By NATHAN DEENFebruary 15, 2012
FORT BENNING, Ga. -- Wherever Megan Clark has gone during her high school years, she has set the bar high.
Her father, Col. Ron Clark, commander of the 192nd Infantry Brigade, said Megan was an all-state athlete as a sophomore at O'Neill High School in Highland Falls, N.Y., and a National Scholastic Sports Foundation track and field All-American as a junior before coming to Columbus High School in August.
Megan, a senior who is preparing for her first year with the CHS track and field team, officially signed with Duke on a track and field scholarship Wednesday at the high school.
"It's been a long time since we've had someone sign for track and field," Columbus track and field coach Mark Erb said. "We want kids to see that this is possible, it just takes a lot of hard work. She has a great work ethic, and I think she applies it to every aspect of her life."
Megan said she began pole vaulting in the ninth grade while she lived in Virginia, and in her sophomore year at O'Neill, she improved from 10 feet, 6 inches to 13 feet.

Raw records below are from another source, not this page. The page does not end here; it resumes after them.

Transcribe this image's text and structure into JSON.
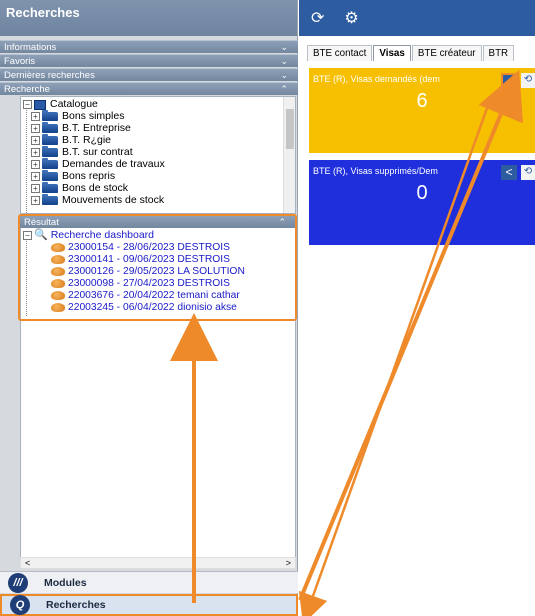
{
  "left": {
    "title": "Recherches",
    "sections": {
      "informations": "Informations",
      "favoris": "Favoris",
      "dernieres": "Dernières recherches",
      "recherche": "Recherche",
      "resultat": "Résultat"
    },
    "catalogue": {
      "root": "Catalogue",
      "items": [
        "Bons simples",
        "B.T. Entreprise",
        "B.T. R¿gie",
        "B.T. sur contrat",
        "Demandes de travaux",
        "Bons repris",
        "Bons de stock",
        "Mouvements de stock"
      ]
    },
    "results": {
      "root": "Recherche dashboard",
      "items": [
        "23000154 - 28/06/2023 DESTROIS",
        "23000141 - 09/06/2023 DESTROIS",
        "23000126 - 29/05/2023 LA SOLUTION",
        "23000098 - 27/04/2023 DESTROIS",
        "22003676 - 20/04/2022 temani cathar",
        "22003245 - 06/04/2022 dionisio akse"
      ]
    },
    "bottom": {
      "modules": "Modules",
      "recherches": "Recherches"
    }
  },
  "right": {
    "tabs": [
      "BTE contact",
      "Visas",
      "BTE créateur",
      "BTR"
    ],
    "active_tab": "Visas",
    "tiles": [
      {
        "title": "BTE (R), Visas demandés (dem",
        "value": "6",
        "color": "#f6c000"
      },
      {
        "title": "BTE (R), Visas supprimés/Dem",
        "value": "0",
        "color": "#1f2fdc"
      }
    ]
  },
  "colors": {
    "accent": "#2d5ca1",
    "highlight": "#ee8a2a"
  }
}
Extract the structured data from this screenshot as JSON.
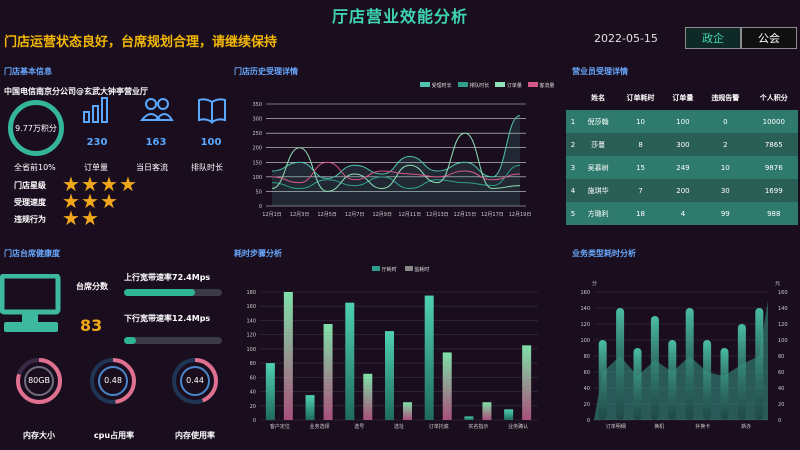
{
  "header": {
    "title": "厅店营业效能分析",
    "slogan": "门店运营状态良好，台席规划合理，请继续保持",
    "date": "2022-05-15",
    "tabs": [
      "政企",
      "公会"
    ]
  },
  "store_info": {
    "title": "门店基本信息",
    "store_name": "中国电信南京分公司@玄武大钟亭营业厅",
    "score": "9.77万积分",
    "rank_label": "全省前10%",
    "stats": [
      {
        "value": "230",
        "label": "订单量",
        "icon": "bar-chart-icon"
      },
      {
        "value": "163",
        "label": "当日客流",
        "icon": "people-icon"
      },
      {
        "value": "100",
        "label": "排队时长",
        "icon": "book-icon"
      }
    ],
    "ratings": [
      {
        "label": "门店星级",
        "stars": 4
      },
      {
        "label": "受理速度",
        "stars": 3
      },
      {
        "label": "违规行为",
        "stars": 2
      }
    ]
  },
  "history": {
    "title": "门店历史受理详情",
    "legend": [
      "受理时长",
      "排队时长",
      "订单量",
      "客流量"
    ],
    "colors": [
      "#4fc3b0",
      "#2f9e8c",
      "#8fe0b8",
      "#d4588a"
    ]
  },
  "staff": {
    "title": "营业员受理详情",
    "headers": [
      "姓名",
      "订单耗时",
      "订单量",
      "违规告警",
      "个人积分"
    ],
    "rows": [
      [
        "1",
        "倪莎翰",
        "10",
        "100",
        "0",
        "10000"
      ],
      [
        "2",
        "莎蔓",
        "8",
        "300",
        "2",
        "7865"
      ],
      [
        "3",
        "吴慕树",
        "15",
        "249",
        "10",
        "9876"
      ],
      [
        "4",
        "施琪华",
        "7",
        "200",
        "30",
        "1699"
      ],
      [
        "5",
        "方璐利",
        "18",
        "4",
        "99",
        "988"
      ]
    ]
  },
  "health": {
    "title": "门店台席健康度",
    "score_label": "台席分数",
    "score": "83",
    "up_label": "上行宽带速率72.4Mps",
    "up_fraction": 0.72,
    "down_label": "下行宽带速率12.4Mps",
    "down_fraction": 0.12,
    "gauges": [
      {
        "value": "80GB",
        "label": "内存大小",
        "fraction": 0.8
      },
      {
        "value": "0.48",
        "label": "cpu占用率",
        "fraction": 0.48
      },
      {
        "value": "0.44",
        "label": "内存使用率",
        "fraction": 0.44
      }
    ]
  },
  "steps": {
    "title": "耗时步骤分析",
    "legend": [
      "厅耗时",
      "监耗时"
    ]
  },
  "biz": {
    "title": "业务类型耗时分析",
    "y_left_unit": "分",
    "y_right_unit": "元"
  },
  "chart_data": [
    {
      "type": "line",
      "x": [
        "12月1日",
        "12月3日",
        "12月5日",
        "12月7日",
        "12月9日",
        "12月11日",
        "12月13日",
        "12月15日",
        "12月17日",
        "12月19日"
      ],
      "ylim": [
        0,
        350
      ],
      "yticks": [
        0,
        50,
        100,
        150,
        200,
        250,
        300,
        350
      ],
      "series": [
        {
          "name": "受理时长",
          "values": [
            120,
            150,
            95,
            140,
            110,
            170,
            120,
            150,
            100,
            310
          ]
        },
        {
          "name": "排队时长",
          "values": [
            80,
            60,
            90,
            70,
            100,
            60,
            90,
            80,
            70,
            140
          ]
        },
        {
          "name": "订单量",
          "values": [
            60,
            200,
            50,
            110,
            60,
            140,
            80,
            250,
            60,
            70
          ]
        },
        {
          "name": "客流量",
          "values": [
            100,
            80,
            150,
            90,
            120,
            110,
            100,
            120,
            90,
            110
          ]
        }
      ]
    },
    {
      "type": "bar",
      "categories": [
        "客户定位",
        "业务选择",
        "选号",
        "选址",
        "订单托底",
        "实名指示",
        "业务确认"
      ],
      "ylim": [
        0,
        180
      ],
      "yticks": [
        0,
        20,
        40,
        60,
        80,
        100,
        120,
        140,
        160,
        180
      ],
      "series": [
        {
          "name": "厅耗时",
          "values": [
            80,
            35,
            165,
            125,
            175,
            5,
            15
          ]
        },
        {
          "name": "监耗时",
          "values": [
            180,
            135,
            65,
            25,
            95,
            25,
            105
          ]
        }
      ]
    },
    {
      "type": "bar",
      "categories": [
        "订单明细",
        "换机",
        "补换卡",
        "新办"
      ],
      "ylim": [
        0,
        160
      ],
      "yticks": [
        0,
        20,
        40,
        60,
        80,
        100,
        120,
        140,
        160
      ],
      "series": [
        {
          "values": [
            100,
            140,
            90,
            130,
            100,
            140,
            100,
            90,
            120,
            140
          ]
        }
      ]
    }
  ]
}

"She had a talent for just about every discipline --- hurdles, sprints, jumps and pole vaulting," Ron said. "She's a good track and field athlete in a bunch of events, but she's an exceptional pole vaulter. There are three girls nationally that have gone 13 feet, and she's one of them."

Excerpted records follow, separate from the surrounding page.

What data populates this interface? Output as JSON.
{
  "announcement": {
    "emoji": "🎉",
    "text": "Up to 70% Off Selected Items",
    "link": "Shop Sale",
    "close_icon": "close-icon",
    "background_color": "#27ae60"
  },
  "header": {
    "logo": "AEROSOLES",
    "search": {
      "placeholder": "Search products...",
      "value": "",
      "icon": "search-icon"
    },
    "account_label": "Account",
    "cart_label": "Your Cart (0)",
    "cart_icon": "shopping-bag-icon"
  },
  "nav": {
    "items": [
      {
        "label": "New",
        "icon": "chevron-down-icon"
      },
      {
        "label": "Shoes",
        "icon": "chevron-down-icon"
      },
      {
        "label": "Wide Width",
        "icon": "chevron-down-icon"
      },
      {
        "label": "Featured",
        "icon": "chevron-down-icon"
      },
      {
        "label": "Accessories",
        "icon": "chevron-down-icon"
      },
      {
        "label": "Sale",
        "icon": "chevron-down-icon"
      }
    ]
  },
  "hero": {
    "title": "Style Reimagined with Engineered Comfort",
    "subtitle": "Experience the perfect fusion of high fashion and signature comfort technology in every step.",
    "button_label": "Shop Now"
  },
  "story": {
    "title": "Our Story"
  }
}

Megan said she was worried about the move to Georgia, where indoor track and field meets are not as common as in New York. Leaving her coach was also difficult, she said, but her mother, Simona, has become her trainer since the move.
"I was concerned I wouldn't have someone to train me," Megan said. "My mom really stepped up and learned how to coach pole vault."
Because of less training opportunities, Megan said she began using the Comprehensive Soldier Fitness-Performance and Resilience Enhancement Program about a month ago to help her mentally prepare for each meet.
"The techniques it's teaching me now will help me in college," she said. "There's a difference between your training mindset and competition mindset. In competition you stop thinking about everything you're doing right and wrong -- you just trust you know how to vault."
Despite having been at Columbus for only a few months, Megan said she was surprised at the support her classmates showed at the signing ceremony as dozens of students gathered in the school's auditorium.
"It's great seeing all of these people here, especially since I just moved here," she said. "Half of me is wondering if I really know all of them and if they're just skipping class to be here.
"This is my 10th school. Transferring isn't new to me anymore. It's always a little bit concerning moving to a new place ... everyone has been open and has embraced me."
Megan said she visited several other colleges -- Harvard, Virginia, Columbia and West Point-- but there was little doubt from the beginning that Duke was where she wanted to be.
"I chose Duke because it has the best balance between school and sports," she said. "I wanted to go to the best school I could and still be a great athlete."
The district season for the Columbus track and field team will begin March 7. Erb said Megan will compete in several large meets.
"We want to get her and some of our better athletes to be able to run against some of the top talent in the South," Erb said. "She'll have opportunities, it's just not going to be quite as frequent as maybe she's been accustomed to."
Megan said her goal this season is to set a new personal record and elevate herself to the level of her friend Morgann Leleux, a freshman at Georgia, who holds the national high school pole vaulting record at 14-3.
"This year I'm hoping 13-6 or 14 feet," she said. "The sky is the limit."